[GIVEN DATA]
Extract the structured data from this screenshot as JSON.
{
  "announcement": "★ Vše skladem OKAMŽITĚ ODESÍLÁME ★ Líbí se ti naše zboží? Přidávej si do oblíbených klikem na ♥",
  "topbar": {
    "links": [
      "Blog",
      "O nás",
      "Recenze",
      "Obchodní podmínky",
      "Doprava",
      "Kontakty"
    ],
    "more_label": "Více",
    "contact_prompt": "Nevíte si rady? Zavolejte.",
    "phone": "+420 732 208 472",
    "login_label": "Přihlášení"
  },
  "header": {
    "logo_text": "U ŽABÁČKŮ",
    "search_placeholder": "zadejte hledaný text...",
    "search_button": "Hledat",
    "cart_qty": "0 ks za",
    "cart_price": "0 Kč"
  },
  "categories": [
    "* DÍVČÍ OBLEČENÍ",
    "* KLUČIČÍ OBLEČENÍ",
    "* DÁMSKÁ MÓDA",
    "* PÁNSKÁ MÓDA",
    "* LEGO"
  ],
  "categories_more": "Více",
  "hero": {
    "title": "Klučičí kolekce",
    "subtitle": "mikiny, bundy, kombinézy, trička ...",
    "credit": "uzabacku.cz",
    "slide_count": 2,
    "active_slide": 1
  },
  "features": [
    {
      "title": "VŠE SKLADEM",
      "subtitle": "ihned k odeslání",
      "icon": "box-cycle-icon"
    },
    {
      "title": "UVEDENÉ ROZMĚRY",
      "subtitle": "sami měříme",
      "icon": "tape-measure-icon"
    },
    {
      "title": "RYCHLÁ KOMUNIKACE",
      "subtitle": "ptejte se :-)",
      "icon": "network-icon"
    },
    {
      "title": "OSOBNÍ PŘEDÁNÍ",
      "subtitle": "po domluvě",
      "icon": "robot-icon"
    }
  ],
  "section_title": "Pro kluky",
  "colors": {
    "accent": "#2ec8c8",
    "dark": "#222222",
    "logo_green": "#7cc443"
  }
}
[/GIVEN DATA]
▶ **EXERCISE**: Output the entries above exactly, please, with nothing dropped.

▶ **EXPECTED ANSWER**:
Extract the structured data from this screenshot as JSON.
{
  "announcement": "★ Vše skladem OKAMŽITĚ ODESÍLÁME ★ Líbí se ti naše zboží? Přidávej si do oblíbených klikem na ♥",
  "topbar": {
    "links": [
      "Blog",
      "O nás",
      "Recenze",
      "Obchodní podmínky",
      "Doprava",
      "Kontakty"
    ],
    "more_label": "Více",
    "contact_prompt": "Nevíte si rady? Zavolejte.",
    "phone": "+420 732 208 472",
    "login_label": "Přihlášení"
  },
  "header": {
    "logo_text": "U ŽABÁČKŮ",
    "search_placeholder": "zadejte hledaný text...",
    "search_button": "Hledat",
    "cart_qty": "0 ks za",
    "cart_price": "0 Kč"
  },
  "categories": [
    "* DÍVČÍ OBLEČENÍ",
    "* KLUČIČÍ OBLEČENÍ",
    "* DÁMSKÁ MÓDA",
    "* PÁNSKÁ MÓDA",
    "* LEGO"
  ],
  "categories_more": "Více",
  "hero": {
    "title": "Klučičí kolekce",
    "subtitle": "mikiny, bundy, kombinézy, trička ...",
    "credit": "uzabacku.cz",
    "slide_count": 2,
    "active_slide": 1
  },
  "features": [
    {
      "title": "VŠE SKLADEM",
      "subtitle": "ihned k odeslání",
      "icon": "box-cycle-icon"
    },
    {
      "title": "UVEDENÉ ROZMĚRY",
      "subtitle": "sami měříme",
      "icon": "tape-measure-icon"
    },
    {
      "title": "RYCHLÁ KOMUNIKACE",
      "subtitle": "ptejte se :-)",
      "icon": "network-icon"
    },
    {
      "title": "OSOBNÍ PŘEDÁNÍ",
      "subtitle": "po domluvě",
      "icon": "robot-icon"
    }
  ],
  "section_title": "Pro kluky",
  "colors": {
    "accent": "#2ec8c8",
    "dark": "#222222",
    "logo_green": "#7cc443"
  }
}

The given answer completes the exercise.